sunset from my parents’ backyard

breakfast out at a local diner

dad pours a 24 year old dom pérignon

the view of the front yard



As you can see, spring has full on sprung in Williamsburg and I imagine it is that way around most parts of the country. Jeremy and I did a quick 5-mile run that didn’t involve clambering over snow or scrambling up rocky trails (crazy, I know) and gave us green-out because everything is so leafy and springy. Dad took us night-fishing and we caught and released a couple of channel cats (catfish). We met with neighbors over cocktails and shared a dinner with a longtime family friend. I cooked red wine braised short ribs for my parents. And we watched The Revenant, which made me homesick for the American West. Also, I couldn’t wait to get back to my little pup pup who was living it up at doggy camp with all of her pals.

post bath, pre-treats



Around this time last year, we were prepping our house and our lives to welcome little Neva. We knew full well that our freedom was limited, so we got our last spring backcountry ski trips and trail runs in, we enjoyed some meals out, and I shot a lot of recipes. But one recipe in particular was begging to be made. If you know anything about me, you know that I am crazy for huckleberries. [The thought had occurred to me to change this blog to Use Real Huckleberries, but I am still quite devoted to butter.] One day, a search for “huckleberry brioche” brought me to a million blueberry brioche recipes. How is that? The blueberry brioche recipe came from a cookbook by the name of Huckleberry, which was written by the owner of a Santa Monica bakery, Huckleberry.
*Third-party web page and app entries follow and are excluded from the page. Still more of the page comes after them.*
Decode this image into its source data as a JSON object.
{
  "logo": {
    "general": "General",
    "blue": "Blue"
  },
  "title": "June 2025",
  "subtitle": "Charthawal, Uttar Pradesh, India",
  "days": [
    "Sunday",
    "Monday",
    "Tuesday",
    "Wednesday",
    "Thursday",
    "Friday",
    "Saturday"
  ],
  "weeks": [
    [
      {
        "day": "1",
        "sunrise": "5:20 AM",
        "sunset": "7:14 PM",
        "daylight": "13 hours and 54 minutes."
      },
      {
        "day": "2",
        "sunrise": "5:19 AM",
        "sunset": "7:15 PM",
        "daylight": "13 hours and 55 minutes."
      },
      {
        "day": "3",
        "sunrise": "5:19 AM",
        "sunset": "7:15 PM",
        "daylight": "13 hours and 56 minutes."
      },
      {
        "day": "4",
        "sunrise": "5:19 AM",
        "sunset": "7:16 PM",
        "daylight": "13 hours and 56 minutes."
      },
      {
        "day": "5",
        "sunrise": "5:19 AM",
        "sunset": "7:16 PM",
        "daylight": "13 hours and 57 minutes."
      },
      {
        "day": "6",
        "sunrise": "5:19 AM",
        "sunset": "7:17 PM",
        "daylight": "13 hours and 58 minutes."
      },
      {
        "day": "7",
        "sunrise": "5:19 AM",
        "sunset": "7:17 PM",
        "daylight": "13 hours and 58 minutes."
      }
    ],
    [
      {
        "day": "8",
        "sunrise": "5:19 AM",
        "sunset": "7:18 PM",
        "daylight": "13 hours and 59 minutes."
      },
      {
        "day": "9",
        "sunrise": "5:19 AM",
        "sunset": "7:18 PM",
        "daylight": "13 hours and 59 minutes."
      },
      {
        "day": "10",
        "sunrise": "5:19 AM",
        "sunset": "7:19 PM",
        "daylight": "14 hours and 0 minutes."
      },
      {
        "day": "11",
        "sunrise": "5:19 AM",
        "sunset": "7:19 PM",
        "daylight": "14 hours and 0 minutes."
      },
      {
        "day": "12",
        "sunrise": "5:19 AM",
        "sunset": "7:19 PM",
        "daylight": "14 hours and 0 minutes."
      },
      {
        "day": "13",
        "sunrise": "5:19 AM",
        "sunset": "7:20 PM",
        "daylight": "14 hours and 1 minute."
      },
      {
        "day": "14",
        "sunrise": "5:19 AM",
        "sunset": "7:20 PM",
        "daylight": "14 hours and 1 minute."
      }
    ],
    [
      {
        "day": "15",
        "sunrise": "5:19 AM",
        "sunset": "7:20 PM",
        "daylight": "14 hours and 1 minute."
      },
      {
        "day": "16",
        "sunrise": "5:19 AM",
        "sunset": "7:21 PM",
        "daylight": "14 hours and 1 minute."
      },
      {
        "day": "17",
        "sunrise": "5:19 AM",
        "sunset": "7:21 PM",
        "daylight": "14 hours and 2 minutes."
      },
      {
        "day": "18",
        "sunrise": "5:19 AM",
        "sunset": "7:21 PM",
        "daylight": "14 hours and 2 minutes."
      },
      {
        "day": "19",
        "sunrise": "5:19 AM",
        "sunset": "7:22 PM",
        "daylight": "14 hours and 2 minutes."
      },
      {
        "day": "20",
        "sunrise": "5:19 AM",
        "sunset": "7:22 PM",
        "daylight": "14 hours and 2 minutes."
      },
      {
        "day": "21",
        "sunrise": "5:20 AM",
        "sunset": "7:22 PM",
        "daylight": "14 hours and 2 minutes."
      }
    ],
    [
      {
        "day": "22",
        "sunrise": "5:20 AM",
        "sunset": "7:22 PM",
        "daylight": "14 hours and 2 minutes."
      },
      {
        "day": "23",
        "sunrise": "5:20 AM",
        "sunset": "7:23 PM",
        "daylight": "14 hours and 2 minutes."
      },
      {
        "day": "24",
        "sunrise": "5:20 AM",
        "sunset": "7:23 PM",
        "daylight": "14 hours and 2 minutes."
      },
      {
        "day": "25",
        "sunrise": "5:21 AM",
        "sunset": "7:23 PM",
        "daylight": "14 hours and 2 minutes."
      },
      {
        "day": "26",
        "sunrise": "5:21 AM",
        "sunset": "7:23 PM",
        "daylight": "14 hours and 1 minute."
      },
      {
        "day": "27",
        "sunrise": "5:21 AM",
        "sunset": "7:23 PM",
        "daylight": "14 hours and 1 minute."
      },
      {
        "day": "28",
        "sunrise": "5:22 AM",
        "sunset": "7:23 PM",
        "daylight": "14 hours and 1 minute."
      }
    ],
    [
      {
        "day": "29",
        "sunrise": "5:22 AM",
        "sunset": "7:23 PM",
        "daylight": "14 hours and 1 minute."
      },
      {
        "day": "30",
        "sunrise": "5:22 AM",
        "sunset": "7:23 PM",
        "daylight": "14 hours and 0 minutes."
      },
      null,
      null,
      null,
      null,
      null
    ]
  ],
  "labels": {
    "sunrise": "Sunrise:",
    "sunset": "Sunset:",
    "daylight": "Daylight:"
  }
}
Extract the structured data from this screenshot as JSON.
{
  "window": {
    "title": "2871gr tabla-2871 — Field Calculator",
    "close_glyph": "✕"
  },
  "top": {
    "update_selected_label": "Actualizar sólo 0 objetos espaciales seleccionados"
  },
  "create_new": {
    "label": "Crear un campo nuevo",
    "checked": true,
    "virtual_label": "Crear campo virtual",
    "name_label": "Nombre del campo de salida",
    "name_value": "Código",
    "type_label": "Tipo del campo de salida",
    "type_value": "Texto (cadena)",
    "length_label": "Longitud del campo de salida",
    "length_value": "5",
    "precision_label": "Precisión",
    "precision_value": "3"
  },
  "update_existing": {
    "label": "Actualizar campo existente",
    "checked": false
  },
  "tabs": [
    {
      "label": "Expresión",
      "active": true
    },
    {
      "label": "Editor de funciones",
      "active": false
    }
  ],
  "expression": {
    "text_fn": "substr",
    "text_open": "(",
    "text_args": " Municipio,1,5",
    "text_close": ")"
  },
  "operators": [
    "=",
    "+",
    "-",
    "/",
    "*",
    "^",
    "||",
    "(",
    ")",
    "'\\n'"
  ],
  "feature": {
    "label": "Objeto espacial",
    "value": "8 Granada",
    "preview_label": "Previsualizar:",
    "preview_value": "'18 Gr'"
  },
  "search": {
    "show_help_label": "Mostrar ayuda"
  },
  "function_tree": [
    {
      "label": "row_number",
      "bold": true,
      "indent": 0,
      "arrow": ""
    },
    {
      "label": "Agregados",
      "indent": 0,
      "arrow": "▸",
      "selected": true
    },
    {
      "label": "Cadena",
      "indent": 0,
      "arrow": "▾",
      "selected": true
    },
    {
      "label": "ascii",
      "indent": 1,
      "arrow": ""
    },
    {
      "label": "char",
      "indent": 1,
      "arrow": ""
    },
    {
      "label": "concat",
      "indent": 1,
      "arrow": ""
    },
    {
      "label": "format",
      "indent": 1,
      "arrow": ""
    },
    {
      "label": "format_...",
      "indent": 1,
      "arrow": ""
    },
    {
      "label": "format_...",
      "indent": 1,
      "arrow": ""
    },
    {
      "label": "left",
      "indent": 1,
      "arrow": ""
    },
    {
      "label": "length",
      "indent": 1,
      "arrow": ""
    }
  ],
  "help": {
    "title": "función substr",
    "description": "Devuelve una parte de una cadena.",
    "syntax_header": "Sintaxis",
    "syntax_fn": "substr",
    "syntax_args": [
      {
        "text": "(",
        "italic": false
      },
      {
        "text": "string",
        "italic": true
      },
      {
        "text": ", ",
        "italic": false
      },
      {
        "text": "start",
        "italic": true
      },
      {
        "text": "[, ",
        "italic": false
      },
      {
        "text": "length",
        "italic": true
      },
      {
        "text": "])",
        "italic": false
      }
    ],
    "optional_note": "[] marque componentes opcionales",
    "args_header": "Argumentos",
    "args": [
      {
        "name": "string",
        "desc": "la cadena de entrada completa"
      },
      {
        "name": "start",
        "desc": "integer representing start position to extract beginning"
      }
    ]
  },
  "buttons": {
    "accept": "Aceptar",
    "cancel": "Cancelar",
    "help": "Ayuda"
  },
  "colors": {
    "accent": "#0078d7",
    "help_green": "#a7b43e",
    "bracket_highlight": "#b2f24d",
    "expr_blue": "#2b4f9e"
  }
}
Well, I didn’t want to make blueberry brioche, but blueberries are often substituted for huckleberries, which are harder to come by (but so much better than blueberries), so why not substitute hucks for blues? Why not! Of course, if you don’t have hucks – you can always make the recipe as it was originally intended.

huckleberries, lemon, yeast, sugar, bread flour, all-purpose flour, butter, eggs, salt, milk, cream, egg yolks



There was a major snafu from the beginning and that was because there is an error in the original recipe. The flours were listed by weight and volume. The volumes were correct, but the weights were not. Unfortunately, I mostly go by weight when possible, so my dough looked really dry and wrong. I stopped before adding the butter and looked online for clues. Apparently, the cookbook has a number of errors that people were (rightfully) upset about. The weights for the flours were doubled in the blueberry brioche recipe. Luckily, I caught it in time to double the rest of the ingredients. I wound up with two loaves instead of wasting my precious ingredients. Still, I would have liked to dope slap the editor.

Fresh berries are going to give you the best results. In April, my only choice was to use frozen huckleberries, but my reasoning went like this: the fresh berries are placed in the freezer while the dough is being prepared, so the berries are partially frozen when you use them. My berries were just MORE frozen. See? I’ll tell you why it makes a difference and how to counter the effects a few paragraphs down. If you can use fresh, use fresh – but frozen will work in a pinch.


whisk the yeast into the warm milk

add the eggs, yolk, flours, sugar, salt

the dough should start to pull away from the sides



**Jump for more butter**